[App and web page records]
*** Block opens ***

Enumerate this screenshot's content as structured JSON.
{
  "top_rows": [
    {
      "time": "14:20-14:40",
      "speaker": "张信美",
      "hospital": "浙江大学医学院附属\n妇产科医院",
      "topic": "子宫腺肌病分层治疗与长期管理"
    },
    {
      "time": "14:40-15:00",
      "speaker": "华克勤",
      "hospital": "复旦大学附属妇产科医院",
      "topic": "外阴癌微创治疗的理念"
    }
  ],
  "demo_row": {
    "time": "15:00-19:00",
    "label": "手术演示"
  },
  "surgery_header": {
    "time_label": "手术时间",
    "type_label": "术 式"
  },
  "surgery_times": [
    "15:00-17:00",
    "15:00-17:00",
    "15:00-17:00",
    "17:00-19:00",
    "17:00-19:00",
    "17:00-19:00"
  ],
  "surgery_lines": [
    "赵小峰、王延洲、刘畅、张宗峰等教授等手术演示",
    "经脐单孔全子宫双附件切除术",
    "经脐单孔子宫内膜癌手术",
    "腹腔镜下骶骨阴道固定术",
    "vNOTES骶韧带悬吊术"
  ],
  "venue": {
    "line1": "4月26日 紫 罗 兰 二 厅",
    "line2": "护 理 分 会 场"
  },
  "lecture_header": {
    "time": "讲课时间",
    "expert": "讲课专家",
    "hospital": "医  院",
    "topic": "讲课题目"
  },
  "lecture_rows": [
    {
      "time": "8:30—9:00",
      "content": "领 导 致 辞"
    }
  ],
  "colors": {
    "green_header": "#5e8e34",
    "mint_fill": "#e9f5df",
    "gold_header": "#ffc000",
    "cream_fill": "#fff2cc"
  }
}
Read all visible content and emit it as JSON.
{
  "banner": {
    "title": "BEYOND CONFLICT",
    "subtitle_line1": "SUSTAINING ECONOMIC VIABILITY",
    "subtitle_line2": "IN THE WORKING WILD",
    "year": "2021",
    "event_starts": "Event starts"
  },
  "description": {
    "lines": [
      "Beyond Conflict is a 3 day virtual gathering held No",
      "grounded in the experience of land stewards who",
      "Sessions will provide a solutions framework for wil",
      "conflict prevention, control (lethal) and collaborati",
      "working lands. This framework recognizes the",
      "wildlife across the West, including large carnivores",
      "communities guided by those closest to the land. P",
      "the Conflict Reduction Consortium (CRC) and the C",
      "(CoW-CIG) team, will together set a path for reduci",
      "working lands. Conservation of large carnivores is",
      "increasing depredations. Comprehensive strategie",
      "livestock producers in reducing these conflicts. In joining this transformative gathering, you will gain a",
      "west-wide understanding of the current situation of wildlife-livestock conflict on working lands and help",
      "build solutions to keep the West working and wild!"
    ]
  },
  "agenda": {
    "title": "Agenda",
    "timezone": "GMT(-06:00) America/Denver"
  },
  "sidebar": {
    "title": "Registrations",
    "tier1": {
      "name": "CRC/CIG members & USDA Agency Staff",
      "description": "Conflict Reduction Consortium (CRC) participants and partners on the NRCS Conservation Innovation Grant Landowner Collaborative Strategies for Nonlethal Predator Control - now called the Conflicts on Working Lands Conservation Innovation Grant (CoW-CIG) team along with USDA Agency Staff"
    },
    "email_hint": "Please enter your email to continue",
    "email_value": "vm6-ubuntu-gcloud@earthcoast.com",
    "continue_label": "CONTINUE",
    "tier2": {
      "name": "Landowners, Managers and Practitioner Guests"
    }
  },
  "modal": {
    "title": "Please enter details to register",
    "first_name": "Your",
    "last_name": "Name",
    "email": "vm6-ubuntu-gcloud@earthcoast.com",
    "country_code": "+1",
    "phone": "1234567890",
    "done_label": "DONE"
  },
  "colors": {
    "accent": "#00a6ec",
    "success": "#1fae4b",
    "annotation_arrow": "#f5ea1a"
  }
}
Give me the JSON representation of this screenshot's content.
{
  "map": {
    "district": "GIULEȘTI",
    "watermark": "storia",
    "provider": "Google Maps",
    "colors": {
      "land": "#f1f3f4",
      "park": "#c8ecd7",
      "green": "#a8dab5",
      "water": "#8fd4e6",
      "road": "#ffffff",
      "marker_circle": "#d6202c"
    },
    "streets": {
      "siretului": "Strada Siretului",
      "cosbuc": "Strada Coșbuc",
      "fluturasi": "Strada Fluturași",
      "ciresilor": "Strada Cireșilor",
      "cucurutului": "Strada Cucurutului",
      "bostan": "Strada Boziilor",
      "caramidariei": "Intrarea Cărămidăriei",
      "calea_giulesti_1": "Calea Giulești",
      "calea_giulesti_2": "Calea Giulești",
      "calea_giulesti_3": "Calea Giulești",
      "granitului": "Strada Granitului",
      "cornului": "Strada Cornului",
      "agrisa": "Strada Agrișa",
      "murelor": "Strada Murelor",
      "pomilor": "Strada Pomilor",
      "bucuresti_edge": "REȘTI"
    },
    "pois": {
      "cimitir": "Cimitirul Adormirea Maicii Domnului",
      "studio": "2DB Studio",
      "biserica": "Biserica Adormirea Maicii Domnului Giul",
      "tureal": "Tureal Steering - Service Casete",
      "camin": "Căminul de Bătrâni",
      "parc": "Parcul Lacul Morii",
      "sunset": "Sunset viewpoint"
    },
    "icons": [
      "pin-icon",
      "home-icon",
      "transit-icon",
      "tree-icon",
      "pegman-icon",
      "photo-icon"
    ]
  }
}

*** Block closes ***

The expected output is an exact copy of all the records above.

* _Answer for the task_:
Enumerate this screenshot's content as structured JSON.
{
  "top_rows": [
    {
      "time": "14:20-14:40",
      "speaker": "张信美",
      "hospital": "浙江大学医学院附属\n妇产科医院",
      "topic": "子宫腺肌病分层治疗与长期管理"
    },
    {
      "time": "14:40-15:00",
      "speaker": "华克勤",
      "hospital": "复旦大学附属妇产科医院",
      "topic": "外阴癌微创治疗的理念"
    }
  ],
  "demo_row": {
    "time": "15:00-19:00",
    "label": "手术演示"
  },
  "surgery_header": {
    "time_label": "手术时间",
    "type_label": "术 式"
  },
  "surgery_times": [
    "15:00-17:00",
    "15:00-17:00",
    "15:00-17:00",
    "17:00-19:00",
    "17:00-19:00",
    "17:00-19:00"
  ],
  "surgery_lines": [
    "赵小峰、王延洲、刘畅、张宗峰等教授等手术演示",
    "经脐单孔全子宫双附件切除术",
    "经脐单孔子宫内膜癌手术",
    "腹腔镜下骶骨阴道固定术",
    "vNOTES骶韧带悬吊术"
  ],
  "venue": {
    "line1": "4月26日 紫 罗 兰 二 厅",
    "line2": "护 理 分 会 场"
  },
  "lecture_header": {
    "time": "讲课时间",
    "expert": "讲课专家",
    "hospital": "医  院",
    "topic": "讲课题目"
  },
  "lecture_rows": [
    {
      "time": "8:30—9:00",
      "content": "领 导 致 辞"
    }
  ],
  "colors": {
    "green_header": "#5e8e34",
    "mint_fill": "#e9f5df",
    "gold_header": "#ffc000",
    "cream_fill": "#fff2cc"
  }
}
Read all visible content and emit it as JSON.
{
  "banner": {
    "title": "BEYOND CONFLICT",
    "subtitle_line1": "SUSTAINING ECONOMIC VIABILITY",
    "subtitle_line2": "IN THE WORKING WILD",
    "year": "2021",
    "event_starts": "Event starts"
  },
  "description": {
    "lines": [
      "Beyond Conflict is a 3 day virtual gathering held No",
      "grounded in the experience of land stewards who",
      "Sessions will provide a solutions framework for wil",
      "conflict prevention, control (lethal) and collaborati",
      "working lands. This framework recognizes the",
      "wildlife across the West, including large carnivores",
      "communities guided by those closest to the land. P",
      "the Conflict Reduction Consortium (CRC) and the C",
      "(CoW-CIG) team, will together set a path for reduci",
      "working lands. Conservation of large carnivores is",
      "increasing depredations. Comprehensive strategie",
      "livestock producers in reducing these conflicts. In joining this transformative gathering, you will gain a",
      "west-wide understanding of the current situation of wildlife-livestock conflict on working lands and help",
      "build solutions to keep the West working and wild!"
    ]
  },
  "agenda": {
    "title": "Agenda",
    "timezone": "GMT(-06:00) America/Denver"
  },
  "sidebar": {
    "title": "Registrations",
    "tier1": {
      "name": "CRC/CIG members & USDA Agency Staff",
      "description": "Conflict Reduction Consortium (CRC) participants and partners on the NRCS Conservation Innovation Grant Landowner Collaborative Strategies for Nonlethal Predator Control - now called the Conflicts on Working Lands Conservation Innovation Grant (CoW-CIG) team along with USDA Agency Staff"
    },
    "email_hint": "Please enter your email to continue",
    "email_value": "vm6-ubuntu-gcloud@earthcoast.com",
    "continue_label": "CONTINUE",
    "tier2": {
      "name": "Landowners, Managers and Practitioner Guests"
    }
  },
  "modal": {
    "title": "Please enter details to register",
    "first_name": "Your",
    "last_name": "Name",
    "email": "vm6-ubuntu-gcloud@earthcoast.com",
    "country_code": "+1",
    "phone": "1234567890",
    "done_label": "DONE"
  },
  "colors": {
    "accent": "#00a6ec",
    "success": "#1fae4b",
    "annotation_arrow": "#f5ea1a"
  }
}
Give me the JSON representation of this screenshot's content.
{
  "map": {
    "district": "GIULEȘTI",
    "watermark": "storia",
    "provider": "Google Maps",
    "colors": {
      "land": "#f1f3f4",
      "park": "#c8ecd7",
      "green": "#a8dab5",
      "water": "#8fd4e6",
      "road": "#ffffff",
      "marker_circle": "#d6202c"
    },
    "streets": {
      "siretului": "Strada Siretului",
      "cosbuc": "Strada Coșbuc",
      "fluturasi": "Strada Fluturași",
      "ciresilor": "Strada Cireșilor",
      "cucurutului": "Strada Cucurutului",
      "bostan": "Strada Boziilor",
      "caramidariei": "Intrarea Cărămidăriei",
      "calea_giulesti_1": "Calea Giulești",
      "calea_giulesti_2": "Calea Giulești",
      "calea_giulesti_3": "Calea Giulești",
      "granitului": "Strada Granitului",
      "cornului": "Strada Cornului",
      "agrisa": "Strada Agrișa",
      "murelor": "Strada Murelor",
      "pomilor": "Strada Pomilor",
      "bucuresti_edge": "REȘTI"
    },
    "pois": {
      "cimitir": "Cimitirul Adormirea Maicii Domnului",
      "studio": "2DB Studio",
      "biserica": "Biserica Adormirea Maicii Domnului Giul",
      "tureal": "Tureal Steering - Service Casete",
      "camin": "Căminul de Bătrâni",
      "parc": "Parcul Lacul Morii",
      "sunset": "Sunset viewpoint"
    },
    "icons": [
      "pin-icon",
      "home-icon",
      "transit-icon",
      "tree-icon",
      "pegman-icon",
      "photo-icon"
    ]
  }
}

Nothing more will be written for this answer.